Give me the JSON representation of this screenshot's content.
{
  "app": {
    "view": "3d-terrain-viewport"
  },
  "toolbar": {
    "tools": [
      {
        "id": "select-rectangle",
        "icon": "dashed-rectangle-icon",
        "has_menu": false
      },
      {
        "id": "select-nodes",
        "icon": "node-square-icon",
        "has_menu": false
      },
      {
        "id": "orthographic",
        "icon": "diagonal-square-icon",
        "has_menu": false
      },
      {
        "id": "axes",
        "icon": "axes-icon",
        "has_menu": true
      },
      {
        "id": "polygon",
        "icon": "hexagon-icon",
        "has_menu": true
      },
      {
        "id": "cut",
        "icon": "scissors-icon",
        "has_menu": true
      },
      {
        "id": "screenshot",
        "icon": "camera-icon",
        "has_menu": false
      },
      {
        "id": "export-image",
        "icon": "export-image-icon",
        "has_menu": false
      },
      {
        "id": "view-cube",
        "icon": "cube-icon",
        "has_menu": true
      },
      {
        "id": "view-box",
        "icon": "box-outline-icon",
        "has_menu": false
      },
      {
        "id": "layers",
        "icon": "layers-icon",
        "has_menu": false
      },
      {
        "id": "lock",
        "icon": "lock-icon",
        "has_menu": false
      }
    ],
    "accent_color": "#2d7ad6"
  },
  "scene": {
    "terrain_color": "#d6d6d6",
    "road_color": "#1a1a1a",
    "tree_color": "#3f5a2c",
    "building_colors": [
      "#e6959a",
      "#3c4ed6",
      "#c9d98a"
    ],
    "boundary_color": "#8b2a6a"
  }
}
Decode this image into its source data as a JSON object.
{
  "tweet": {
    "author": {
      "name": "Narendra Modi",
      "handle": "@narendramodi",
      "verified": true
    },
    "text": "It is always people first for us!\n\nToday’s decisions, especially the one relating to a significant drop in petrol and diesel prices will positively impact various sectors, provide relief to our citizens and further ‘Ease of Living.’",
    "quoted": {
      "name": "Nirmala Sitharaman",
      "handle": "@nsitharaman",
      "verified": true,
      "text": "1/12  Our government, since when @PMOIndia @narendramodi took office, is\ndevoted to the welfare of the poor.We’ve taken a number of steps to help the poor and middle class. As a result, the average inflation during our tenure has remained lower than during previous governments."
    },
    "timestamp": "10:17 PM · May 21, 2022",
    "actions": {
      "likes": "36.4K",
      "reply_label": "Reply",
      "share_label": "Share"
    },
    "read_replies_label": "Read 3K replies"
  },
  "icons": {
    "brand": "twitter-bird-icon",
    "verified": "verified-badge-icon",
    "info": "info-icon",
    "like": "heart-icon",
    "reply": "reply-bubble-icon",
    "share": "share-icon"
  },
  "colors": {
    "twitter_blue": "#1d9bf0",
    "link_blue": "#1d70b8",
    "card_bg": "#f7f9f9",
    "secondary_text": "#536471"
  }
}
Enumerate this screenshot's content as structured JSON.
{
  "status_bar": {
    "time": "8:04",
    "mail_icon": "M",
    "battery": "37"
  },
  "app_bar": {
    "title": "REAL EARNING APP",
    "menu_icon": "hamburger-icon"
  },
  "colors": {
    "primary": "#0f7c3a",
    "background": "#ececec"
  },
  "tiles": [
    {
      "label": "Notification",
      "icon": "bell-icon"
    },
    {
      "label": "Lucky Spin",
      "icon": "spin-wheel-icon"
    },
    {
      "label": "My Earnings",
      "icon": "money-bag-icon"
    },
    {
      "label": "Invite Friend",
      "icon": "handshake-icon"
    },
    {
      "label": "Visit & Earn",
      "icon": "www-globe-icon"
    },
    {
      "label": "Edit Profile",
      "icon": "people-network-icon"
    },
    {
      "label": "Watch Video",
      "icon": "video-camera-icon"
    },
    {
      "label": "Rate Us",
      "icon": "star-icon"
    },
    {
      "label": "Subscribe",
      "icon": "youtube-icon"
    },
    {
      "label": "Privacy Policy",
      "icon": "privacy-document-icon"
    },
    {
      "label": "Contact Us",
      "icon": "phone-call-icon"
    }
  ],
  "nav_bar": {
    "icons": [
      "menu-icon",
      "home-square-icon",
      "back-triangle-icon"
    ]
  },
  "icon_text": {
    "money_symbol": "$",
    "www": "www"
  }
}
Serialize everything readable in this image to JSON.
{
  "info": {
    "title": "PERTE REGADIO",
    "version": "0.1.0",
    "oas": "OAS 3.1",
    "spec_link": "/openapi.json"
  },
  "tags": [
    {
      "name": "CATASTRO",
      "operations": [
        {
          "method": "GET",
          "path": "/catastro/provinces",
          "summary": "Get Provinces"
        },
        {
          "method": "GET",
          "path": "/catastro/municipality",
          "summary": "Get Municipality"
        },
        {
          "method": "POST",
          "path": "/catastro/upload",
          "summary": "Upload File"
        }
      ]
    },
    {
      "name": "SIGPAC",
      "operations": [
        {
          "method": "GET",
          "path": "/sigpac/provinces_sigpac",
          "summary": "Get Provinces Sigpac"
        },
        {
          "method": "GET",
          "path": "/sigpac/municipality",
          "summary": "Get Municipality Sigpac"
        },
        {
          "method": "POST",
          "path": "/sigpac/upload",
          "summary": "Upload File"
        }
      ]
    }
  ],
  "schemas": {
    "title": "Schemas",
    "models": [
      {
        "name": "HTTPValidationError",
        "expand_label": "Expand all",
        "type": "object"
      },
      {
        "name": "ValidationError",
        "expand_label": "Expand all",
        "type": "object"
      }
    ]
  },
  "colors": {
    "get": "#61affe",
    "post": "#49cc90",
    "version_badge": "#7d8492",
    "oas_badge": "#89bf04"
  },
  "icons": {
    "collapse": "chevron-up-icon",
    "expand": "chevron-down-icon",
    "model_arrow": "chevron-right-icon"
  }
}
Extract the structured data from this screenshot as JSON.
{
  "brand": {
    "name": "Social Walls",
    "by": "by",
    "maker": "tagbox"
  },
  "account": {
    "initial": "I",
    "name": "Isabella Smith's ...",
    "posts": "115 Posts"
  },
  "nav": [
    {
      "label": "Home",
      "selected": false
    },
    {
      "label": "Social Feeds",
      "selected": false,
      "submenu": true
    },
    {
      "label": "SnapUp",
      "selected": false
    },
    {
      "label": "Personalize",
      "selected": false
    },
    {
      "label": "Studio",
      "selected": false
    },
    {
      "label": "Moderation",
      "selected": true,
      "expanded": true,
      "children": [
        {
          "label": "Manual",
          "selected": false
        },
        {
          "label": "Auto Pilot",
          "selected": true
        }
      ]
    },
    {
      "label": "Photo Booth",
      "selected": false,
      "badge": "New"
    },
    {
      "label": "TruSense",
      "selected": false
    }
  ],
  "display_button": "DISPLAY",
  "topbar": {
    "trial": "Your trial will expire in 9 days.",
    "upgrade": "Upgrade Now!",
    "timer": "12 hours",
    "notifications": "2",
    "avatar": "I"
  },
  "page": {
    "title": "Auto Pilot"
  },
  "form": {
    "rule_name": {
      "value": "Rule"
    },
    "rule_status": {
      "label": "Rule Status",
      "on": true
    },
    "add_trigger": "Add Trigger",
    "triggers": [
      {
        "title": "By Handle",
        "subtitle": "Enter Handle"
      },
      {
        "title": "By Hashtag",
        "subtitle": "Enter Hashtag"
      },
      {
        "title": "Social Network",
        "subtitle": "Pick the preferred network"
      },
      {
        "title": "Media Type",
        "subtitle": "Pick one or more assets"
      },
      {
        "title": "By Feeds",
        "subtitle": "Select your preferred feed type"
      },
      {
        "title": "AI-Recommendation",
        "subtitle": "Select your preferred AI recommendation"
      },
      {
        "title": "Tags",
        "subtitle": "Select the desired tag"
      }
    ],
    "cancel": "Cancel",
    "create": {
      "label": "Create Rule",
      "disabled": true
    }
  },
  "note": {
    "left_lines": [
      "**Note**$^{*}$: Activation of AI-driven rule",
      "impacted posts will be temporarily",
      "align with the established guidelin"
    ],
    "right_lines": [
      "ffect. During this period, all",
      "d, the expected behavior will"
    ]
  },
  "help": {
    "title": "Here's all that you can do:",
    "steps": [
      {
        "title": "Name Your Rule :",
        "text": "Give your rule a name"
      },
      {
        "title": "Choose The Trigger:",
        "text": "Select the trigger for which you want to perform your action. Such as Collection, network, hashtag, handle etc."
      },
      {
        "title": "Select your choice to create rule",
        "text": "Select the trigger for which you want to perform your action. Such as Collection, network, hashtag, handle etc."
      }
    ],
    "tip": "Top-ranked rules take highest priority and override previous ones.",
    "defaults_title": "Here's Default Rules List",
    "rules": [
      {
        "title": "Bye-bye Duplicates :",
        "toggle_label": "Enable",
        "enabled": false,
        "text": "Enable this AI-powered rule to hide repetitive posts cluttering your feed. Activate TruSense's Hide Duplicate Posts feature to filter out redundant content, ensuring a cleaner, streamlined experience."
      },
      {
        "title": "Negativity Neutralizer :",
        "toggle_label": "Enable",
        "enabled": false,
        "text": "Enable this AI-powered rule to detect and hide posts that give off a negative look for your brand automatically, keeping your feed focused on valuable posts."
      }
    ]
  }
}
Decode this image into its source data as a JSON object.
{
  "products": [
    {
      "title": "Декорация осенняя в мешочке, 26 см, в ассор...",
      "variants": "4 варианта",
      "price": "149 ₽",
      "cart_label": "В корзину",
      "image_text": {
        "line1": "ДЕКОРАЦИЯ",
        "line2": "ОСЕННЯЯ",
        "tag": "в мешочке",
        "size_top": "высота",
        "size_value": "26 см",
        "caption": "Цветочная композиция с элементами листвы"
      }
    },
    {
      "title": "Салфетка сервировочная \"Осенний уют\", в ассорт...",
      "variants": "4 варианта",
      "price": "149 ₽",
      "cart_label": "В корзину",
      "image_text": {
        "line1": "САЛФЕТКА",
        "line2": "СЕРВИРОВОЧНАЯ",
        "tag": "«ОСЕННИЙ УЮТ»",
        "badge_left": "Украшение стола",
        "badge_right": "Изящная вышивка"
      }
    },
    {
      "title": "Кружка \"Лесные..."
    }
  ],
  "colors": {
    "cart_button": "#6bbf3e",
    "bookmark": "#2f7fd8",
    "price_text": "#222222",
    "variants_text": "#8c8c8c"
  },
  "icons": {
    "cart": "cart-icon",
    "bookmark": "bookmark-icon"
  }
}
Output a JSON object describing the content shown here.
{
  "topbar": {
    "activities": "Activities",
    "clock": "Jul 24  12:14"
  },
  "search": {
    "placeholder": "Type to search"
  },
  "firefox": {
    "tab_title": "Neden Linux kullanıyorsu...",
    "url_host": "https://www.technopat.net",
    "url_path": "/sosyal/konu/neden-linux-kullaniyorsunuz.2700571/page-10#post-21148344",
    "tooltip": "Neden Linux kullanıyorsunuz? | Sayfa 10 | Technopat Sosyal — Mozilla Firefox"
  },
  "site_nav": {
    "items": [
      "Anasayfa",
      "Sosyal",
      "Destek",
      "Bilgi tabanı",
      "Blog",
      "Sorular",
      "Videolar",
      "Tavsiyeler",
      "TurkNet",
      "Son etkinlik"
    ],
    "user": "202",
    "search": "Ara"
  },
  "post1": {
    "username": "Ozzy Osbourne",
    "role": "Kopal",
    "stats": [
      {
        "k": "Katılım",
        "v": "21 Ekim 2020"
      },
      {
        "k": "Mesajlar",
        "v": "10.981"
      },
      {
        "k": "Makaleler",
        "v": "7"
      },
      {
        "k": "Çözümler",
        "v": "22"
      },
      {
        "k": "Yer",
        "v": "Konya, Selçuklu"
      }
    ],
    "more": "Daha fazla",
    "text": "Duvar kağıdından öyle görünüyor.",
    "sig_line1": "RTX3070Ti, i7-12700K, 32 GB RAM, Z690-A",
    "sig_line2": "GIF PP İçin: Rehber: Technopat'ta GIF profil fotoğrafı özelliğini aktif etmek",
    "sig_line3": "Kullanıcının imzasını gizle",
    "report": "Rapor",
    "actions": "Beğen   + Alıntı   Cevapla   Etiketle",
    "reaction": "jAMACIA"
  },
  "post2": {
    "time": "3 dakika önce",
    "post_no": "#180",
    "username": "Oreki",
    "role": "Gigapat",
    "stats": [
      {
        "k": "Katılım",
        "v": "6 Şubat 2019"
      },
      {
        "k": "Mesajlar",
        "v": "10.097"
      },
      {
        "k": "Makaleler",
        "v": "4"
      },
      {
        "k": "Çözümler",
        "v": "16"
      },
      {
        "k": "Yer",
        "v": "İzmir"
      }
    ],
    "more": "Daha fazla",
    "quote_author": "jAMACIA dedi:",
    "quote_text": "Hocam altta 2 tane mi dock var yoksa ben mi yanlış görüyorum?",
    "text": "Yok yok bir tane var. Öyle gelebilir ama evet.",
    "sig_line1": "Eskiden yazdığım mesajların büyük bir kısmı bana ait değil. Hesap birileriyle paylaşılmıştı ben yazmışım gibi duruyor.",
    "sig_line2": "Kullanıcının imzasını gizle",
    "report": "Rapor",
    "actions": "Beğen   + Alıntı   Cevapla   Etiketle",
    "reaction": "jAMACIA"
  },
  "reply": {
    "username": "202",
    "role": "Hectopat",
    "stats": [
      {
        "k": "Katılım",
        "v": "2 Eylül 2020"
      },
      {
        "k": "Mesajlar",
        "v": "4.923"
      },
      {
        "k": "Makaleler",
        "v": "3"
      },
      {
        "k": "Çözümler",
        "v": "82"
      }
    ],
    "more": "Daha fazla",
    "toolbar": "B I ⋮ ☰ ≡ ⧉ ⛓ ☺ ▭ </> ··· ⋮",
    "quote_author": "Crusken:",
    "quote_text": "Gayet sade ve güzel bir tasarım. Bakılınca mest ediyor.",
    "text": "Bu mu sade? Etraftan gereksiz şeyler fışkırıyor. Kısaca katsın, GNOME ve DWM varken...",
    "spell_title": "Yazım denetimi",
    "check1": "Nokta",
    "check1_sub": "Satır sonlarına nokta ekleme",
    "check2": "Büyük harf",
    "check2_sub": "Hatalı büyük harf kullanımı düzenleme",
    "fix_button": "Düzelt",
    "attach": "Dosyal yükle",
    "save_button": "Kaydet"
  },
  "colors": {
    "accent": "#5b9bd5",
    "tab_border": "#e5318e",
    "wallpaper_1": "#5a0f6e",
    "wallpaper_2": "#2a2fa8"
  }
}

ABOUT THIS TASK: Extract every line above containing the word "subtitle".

EXERCISE ANSWER:
        "subtitle": "Enter Handle"
        "subtitle": "Enter Hashtag"
        "subtitle": "Pick the preferred network"
        "subtitle": "Pick one or more assets"
        "subtitle": "Select your preferred feed type"
        "subtitle": "Select your preferred AI recommendation"
        "subtitle": "Select the desired tag"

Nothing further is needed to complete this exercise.